Finally, it seems from my notes that Stitt suggested online learning could provide a platform to research the learning process itself.  I scribbled something about optimizing perception and lobe activation.  Now that does seem interesting.  As teachers can gather more data about precisely how the courseware is consumed, they will be able to identify the highest value techniques for students with various learning styles.  The Inner Life of the Cell video comes to mind when thinking about optimizing perception and lobe activation.  The maker of this video also presented at H+ this year and I will say more about this later, but students that watched this video scored well above a control group deprived of this animation when testing time came.

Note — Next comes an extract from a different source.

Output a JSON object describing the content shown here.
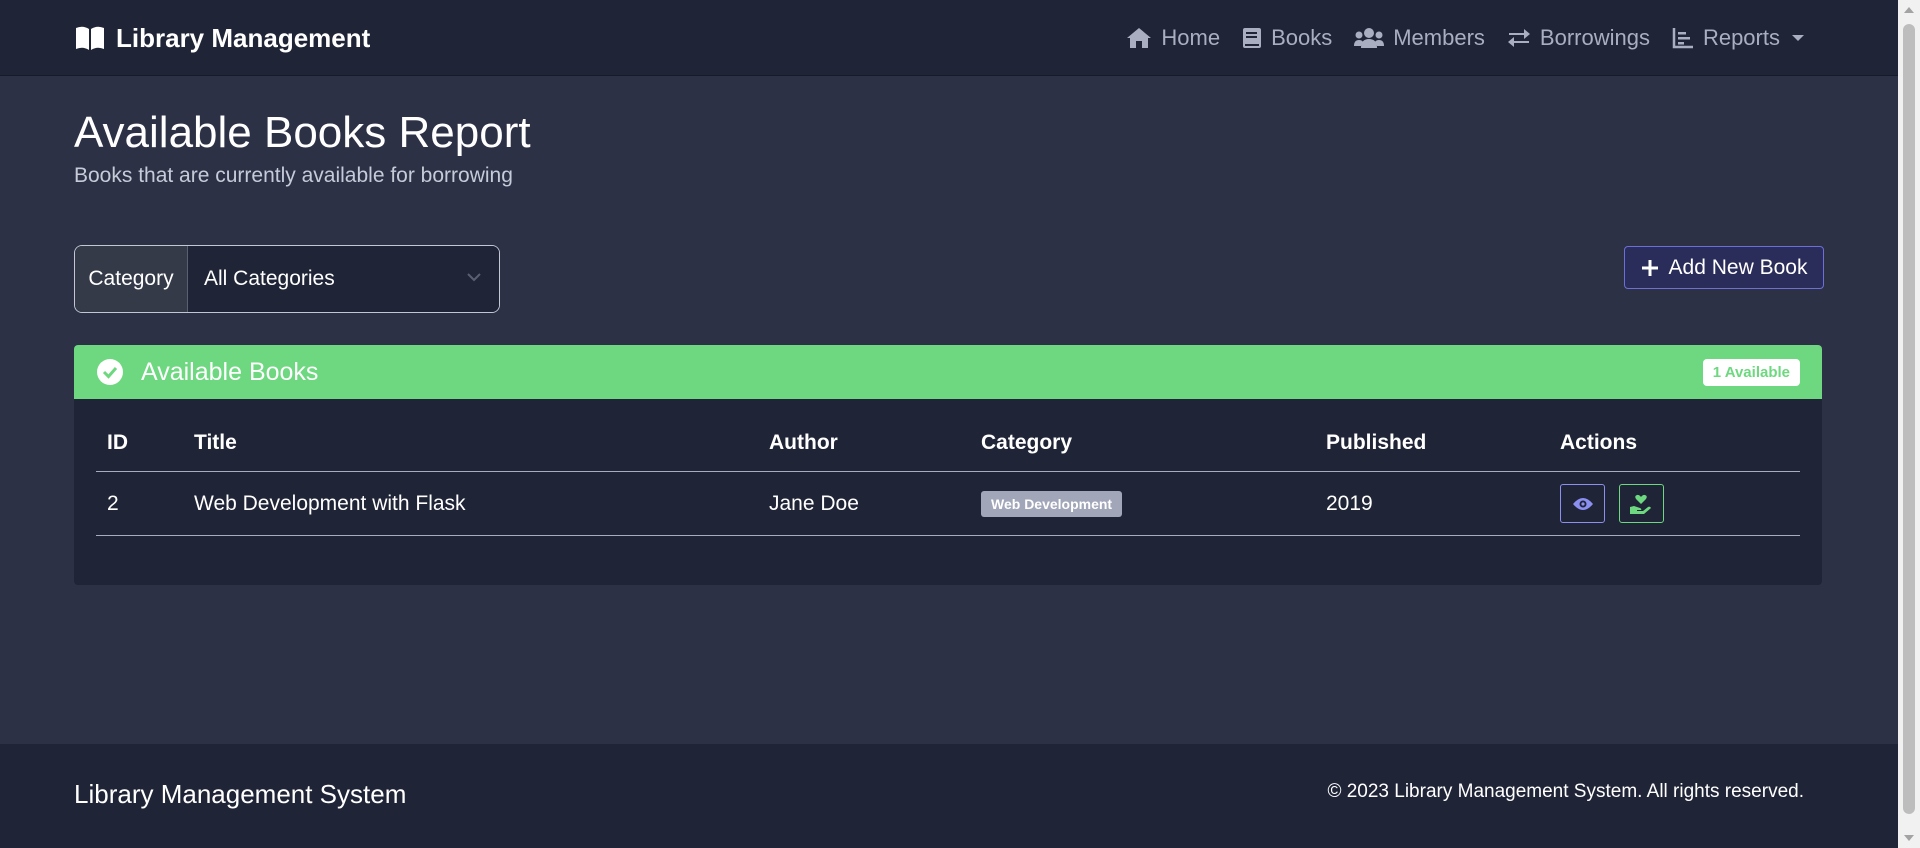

There is plenty more to say about online learning in relation to free-schooling and also the question of how humans will stay competitive in the face of automation.  I will try to dig into that more in future posts.

UPDATE:  I just came across this article in which the One Laptop Per Child folks just dumped a bunch of tablets on some African kids and let them teach themselves.  I must say that I have some skepticism around free-schooling, but this is pretty compelling.  My nagging concern is that without some curriculum, kids will overlook important foundational knowledge that is maybe less fun or interesting.  I like the idea of presenting kids with a carefully curated set of apps to explore on their own.  With this approach, care can be taken to include stuff grownups agree is important.

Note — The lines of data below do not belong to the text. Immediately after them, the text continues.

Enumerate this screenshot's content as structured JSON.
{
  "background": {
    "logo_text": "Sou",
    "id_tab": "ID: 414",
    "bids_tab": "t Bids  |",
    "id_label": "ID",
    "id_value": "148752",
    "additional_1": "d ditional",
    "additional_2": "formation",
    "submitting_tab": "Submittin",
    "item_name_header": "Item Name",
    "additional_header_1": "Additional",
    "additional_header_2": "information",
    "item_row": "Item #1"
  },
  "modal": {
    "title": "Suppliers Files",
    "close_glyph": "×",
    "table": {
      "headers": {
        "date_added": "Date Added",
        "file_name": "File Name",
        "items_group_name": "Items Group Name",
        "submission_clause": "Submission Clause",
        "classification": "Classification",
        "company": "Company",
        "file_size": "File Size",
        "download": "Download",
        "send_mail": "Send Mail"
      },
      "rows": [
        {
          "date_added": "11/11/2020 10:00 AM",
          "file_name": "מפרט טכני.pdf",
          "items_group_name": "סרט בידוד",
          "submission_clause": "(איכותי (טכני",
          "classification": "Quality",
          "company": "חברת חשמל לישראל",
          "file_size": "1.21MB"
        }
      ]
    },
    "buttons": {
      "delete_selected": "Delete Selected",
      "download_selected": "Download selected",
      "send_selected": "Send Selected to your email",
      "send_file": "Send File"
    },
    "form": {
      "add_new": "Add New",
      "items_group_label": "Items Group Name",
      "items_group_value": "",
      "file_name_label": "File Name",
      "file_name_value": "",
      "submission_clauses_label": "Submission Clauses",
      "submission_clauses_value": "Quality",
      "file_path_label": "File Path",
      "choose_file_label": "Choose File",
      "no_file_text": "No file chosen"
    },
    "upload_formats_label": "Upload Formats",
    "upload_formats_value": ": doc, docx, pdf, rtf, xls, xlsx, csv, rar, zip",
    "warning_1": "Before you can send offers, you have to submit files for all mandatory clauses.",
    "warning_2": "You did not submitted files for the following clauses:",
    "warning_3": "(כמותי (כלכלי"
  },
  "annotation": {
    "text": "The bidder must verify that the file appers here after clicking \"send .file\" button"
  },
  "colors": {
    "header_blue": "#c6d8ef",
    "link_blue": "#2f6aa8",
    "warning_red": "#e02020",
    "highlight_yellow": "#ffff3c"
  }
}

Do science fiction writers really write the future?

This is my multi-part series on the 2012 Humanity+ conference:
Part 1, Part 2, Part 3, Part 4

In my previoius post, I was discussing Kim Stanley Robinson’s talk at the 2012 Humanity+ conference.  One point I forgot to bring up was about the influence of writers.  Robinson made the assertion that the vision of H.G. Wells influenced the formation of the Bretton Woods system and thus deeply impacted the course of the 20th century.  I searched around but I couldn’t actually find anyone else who made that connection.  (At least no one sane.)  I tend to be skeptical when science fiction authors tell us how deeply impactful the work of science fiction authors is.  I heard this argument from Neal Stephenson at Black Hat this year where he promoted his Hieroglyph project.

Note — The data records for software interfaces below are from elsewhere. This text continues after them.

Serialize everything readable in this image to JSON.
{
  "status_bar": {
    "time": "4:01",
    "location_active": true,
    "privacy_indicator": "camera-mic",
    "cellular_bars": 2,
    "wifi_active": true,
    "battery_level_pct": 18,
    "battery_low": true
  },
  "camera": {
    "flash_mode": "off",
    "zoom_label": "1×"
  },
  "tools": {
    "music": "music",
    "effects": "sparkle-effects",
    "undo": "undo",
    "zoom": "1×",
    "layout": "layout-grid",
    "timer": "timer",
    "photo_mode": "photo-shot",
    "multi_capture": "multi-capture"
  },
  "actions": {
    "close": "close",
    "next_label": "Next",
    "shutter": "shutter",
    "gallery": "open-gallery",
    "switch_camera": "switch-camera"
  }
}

Stephenson wants SF writers to start writing positive stuff to inspire the engineers again like they used to in the old days.  But I have a hard time blaming SF writers for the Great Stagnation of innovation.  SF writers have given us a bunch of great technology that the engineers have failed to deliver yet.  Where’s my immersive virtual reality?  Where’s my utility fog, dammit?  The world wide web was supposedly inspired by a dark story by Arthur C. Clarke, so engineers don’t appear to require HappyTimeUtopia stories to inspire them.

You know, I think that markets might play a role here somewhere.  Technically, we could probably build some sort of moon base, but no one wants to pay for it.  I was talking to a scientist from PARC at VLAB last night and told me that we spend more on air conditioning in Iraq than NASA’s entire budget.  So please don’t blame (or credit) the engineers or SF writers  too much for our lack of a bright shiny future.  Politics and markets play a pretty big role in what actually gets built.